• [WHAT IS BEING ASKED] Wherever a line in the records contains the word "JSON", return that line.

• [DATASET EXCERPTS]
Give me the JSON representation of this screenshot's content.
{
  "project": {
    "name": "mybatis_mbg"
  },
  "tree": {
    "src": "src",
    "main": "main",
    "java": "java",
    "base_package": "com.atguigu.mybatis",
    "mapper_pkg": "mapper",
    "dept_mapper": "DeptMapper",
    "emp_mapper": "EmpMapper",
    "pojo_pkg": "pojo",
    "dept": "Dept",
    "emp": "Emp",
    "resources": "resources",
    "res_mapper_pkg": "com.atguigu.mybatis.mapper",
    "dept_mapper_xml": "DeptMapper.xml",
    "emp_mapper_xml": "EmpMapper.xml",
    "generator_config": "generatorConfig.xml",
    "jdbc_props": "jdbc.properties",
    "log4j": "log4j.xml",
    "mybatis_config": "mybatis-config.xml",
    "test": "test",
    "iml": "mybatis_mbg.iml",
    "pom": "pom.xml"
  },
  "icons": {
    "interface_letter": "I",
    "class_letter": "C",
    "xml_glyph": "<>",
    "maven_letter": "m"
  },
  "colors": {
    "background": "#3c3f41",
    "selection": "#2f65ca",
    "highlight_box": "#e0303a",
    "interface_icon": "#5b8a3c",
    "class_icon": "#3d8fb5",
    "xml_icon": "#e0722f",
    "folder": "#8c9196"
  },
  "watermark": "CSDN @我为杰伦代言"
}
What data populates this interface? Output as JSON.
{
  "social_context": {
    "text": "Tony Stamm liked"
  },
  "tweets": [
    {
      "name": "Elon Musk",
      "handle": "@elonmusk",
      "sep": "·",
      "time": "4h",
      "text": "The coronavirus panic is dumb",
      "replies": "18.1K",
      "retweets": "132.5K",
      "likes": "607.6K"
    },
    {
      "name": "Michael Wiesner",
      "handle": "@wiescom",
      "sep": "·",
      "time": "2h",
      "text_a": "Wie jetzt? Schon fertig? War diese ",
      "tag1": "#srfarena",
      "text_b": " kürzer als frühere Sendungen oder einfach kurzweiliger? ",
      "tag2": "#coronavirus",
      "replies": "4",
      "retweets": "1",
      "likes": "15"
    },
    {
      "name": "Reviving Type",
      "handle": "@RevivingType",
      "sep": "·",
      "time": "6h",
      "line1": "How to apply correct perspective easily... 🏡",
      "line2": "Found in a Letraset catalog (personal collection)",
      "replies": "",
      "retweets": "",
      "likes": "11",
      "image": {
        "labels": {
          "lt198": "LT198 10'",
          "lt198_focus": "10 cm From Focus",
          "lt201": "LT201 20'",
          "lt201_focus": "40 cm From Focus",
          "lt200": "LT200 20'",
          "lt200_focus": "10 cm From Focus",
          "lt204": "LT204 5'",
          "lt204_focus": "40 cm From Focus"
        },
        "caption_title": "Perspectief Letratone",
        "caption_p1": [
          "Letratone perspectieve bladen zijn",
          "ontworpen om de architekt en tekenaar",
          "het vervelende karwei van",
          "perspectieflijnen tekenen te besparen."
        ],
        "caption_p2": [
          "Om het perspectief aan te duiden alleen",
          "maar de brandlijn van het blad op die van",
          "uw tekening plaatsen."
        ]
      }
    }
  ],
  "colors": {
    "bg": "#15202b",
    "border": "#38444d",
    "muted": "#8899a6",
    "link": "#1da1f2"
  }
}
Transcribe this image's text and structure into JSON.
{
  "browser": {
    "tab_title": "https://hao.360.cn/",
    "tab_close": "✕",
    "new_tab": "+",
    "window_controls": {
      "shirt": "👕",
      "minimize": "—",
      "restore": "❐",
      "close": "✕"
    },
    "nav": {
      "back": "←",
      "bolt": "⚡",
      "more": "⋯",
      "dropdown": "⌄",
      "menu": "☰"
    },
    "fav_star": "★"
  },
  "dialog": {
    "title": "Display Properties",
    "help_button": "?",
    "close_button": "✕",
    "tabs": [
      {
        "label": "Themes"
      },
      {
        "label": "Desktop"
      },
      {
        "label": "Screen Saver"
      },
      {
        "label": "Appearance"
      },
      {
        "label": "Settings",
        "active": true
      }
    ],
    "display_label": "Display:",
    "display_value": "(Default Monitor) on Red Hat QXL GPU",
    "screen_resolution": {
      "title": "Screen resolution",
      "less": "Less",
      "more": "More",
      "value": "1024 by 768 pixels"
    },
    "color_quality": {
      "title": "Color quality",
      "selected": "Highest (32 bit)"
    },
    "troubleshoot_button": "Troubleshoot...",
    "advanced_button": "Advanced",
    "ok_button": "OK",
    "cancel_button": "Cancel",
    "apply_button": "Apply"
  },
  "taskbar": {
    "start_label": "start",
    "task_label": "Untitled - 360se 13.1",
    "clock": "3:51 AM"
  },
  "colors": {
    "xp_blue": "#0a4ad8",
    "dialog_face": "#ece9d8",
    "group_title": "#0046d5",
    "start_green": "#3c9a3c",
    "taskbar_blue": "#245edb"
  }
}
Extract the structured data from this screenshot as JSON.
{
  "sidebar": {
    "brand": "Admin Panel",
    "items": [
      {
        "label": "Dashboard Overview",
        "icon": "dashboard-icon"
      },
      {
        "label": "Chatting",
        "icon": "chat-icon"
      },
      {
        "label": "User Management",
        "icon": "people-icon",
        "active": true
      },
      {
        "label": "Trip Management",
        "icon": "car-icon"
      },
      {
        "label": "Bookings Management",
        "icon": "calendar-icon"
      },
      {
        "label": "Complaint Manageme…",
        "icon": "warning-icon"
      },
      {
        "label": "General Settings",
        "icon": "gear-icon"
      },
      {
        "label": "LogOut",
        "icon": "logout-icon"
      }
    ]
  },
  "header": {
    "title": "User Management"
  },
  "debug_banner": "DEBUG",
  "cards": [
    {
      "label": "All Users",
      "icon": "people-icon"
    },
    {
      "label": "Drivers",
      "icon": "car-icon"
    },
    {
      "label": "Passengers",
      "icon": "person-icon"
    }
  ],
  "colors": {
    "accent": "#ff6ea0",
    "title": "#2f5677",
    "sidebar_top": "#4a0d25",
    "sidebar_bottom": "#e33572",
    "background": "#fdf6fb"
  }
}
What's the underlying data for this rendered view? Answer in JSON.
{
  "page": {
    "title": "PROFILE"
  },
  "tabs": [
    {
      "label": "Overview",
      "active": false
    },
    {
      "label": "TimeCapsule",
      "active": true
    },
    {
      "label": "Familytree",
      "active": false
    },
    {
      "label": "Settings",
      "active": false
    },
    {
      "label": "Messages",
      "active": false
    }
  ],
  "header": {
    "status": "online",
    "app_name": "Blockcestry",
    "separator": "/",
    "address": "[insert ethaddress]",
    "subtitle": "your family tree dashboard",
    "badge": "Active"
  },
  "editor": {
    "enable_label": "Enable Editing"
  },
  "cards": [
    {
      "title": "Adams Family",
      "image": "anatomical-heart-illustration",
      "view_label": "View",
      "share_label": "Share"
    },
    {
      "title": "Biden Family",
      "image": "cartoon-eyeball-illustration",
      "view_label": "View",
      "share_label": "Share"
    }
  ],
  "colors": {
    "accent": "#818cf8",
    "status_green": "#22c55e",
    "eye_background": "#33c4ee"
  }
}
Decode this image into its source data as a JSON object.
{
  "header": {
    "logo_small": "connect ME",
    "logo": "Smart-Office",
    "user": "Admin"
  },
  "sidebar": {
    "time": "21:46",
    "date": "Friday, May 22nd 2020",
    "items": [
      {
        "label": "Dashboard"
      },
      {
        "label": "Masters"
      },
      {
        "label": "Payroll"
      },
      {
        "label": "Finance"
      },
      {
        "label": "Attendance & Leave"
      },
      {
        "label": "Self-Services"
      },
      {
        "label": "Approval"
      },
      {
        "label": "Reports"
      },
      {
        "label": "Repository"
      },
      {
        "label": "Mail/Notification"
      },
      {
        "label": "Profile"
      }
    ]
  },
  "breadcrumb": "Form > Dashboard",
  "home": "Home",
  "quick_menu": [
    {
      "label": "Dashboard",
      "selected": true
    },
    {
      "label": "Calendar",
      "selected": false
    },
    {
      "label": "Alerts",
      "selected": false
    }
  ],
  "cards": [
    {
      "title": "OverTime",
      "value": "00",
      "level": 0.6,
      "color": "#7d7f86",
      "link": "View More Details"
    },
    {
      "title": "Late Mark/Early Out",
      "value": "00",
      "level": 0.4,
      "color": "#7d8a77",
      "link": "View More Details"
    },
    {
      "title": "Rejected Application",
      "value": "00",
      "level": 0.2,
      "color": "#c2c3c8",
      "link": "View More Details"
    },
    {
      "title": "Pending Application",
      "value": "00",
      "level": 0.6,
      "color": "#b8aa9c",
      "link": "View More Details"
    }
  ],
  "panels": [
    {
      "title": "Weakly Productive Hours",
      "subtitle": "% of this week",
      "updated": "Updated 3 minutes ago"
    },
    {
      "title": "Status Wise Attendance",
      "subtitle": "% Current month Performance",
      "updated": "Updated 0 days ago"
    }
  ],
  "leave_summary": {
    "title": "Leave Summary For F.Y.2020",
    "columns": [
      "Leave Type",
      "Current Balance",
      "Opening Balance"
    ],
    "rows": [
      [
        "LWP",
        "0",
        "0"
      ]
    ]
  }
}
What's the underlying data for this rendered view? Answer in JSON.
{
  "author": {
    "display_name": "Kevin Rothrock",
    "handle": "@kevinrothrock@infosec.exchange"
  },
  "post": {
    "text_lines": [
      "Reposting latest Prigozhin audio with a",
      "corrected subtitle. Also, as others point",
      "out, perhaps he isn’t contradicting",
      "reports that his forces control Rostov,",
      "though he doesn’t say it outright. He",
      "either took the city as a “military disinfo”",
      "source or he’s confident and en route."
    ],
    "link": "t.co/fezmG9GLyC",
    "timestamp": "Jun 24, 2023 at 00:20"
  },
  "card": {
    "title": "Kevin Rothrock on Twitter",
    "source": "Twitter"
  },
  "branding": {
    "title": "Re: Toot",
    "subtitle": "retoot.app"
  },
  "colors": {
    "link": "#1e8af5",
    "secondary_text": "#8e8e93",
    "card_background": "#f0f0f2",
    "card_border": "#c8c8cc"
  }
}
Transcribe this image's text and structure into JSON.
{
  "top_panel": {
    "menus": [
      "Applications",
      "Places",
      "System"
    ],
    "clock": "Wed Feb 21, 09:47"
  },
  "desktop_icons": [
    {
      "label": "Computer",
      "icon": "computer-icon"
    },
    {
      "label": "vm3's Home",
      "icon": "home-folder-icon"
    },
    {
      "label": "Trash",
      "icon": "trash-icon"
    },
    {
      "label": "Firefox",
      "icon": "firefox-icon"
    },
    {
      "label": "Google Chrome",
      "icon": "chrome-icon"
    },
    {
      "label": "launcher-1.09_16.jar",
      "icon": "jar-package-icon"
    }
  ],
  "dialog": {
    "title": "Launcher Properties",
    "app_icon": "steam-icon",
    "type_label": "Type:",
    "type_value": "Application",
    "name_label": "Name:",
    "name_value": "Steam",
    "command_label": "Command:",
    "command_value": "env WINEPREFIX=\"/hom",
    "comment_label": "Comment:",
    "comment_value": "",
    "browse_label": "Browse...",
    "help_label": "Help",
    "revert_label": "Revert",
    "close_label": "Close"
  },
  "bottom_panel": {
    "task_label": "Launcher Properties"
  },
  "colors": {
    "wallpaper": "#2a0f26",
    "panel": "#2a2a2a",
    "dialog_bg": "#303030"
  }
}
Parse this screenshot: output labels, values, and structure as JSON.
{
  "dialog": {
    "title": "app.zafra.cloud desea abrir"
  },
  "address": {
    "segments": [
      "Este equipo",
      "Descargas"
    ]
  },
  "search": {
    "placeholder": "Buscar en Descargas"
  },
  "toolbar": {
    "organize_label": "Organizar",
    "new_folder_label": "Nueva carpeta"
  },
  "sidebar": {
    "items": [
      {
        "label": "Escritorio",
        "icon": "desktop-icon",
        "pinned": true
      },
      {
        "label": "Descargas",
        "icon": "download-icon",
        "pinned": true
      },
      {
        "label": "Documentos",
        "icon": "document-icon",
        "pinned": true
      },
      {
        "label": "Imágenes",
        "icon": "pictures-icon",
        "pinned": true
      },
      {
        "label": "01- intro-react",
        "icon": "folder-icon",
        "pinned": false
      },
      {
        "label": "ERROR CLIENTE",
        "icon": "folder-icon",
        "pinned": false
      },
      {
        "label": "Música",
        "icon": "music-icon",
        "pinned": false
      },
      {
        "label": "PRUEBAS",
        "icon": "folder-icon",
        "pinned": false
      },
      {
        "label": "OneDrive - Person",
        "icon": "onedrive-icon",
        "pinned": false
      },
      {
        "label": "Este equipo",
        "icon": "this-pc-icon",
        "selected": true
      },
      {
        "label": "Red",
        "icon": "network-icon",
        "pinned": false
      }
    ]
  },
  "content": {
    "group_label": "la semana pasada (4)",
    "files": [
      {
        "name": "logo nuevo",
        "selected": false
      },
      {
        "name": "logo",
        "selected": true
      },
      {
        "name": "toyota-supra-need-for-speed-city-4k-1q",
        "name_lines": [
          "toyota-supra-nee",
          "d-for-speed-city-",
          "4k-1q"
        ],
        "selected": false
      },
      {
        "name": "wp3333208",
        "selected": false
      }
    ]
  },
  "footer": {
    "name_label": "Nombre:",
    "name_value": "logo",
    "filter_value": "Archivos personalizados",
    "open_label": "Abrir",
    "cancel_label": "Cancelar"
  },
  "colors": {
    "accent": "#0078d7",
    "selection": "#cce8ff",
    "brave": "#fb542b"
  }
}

• [WORKED SOLUTION]
Give me the JSON representation of this screenshot's content.
What data populates this interface? Output as JSON.
Transcribe this image's text and structure into JSON.
Extract the structured data from this screenshot as JSON.
What's the underlying data for this rendered view? Answer in JSON.
Decode this image into its source data as a JSON object.
What's the underlying data for this rendered view? Answer in JSON.
Transcribe this image's text and structure into JSON.
Parse this screenshot: output labels, values, and structure as JSON.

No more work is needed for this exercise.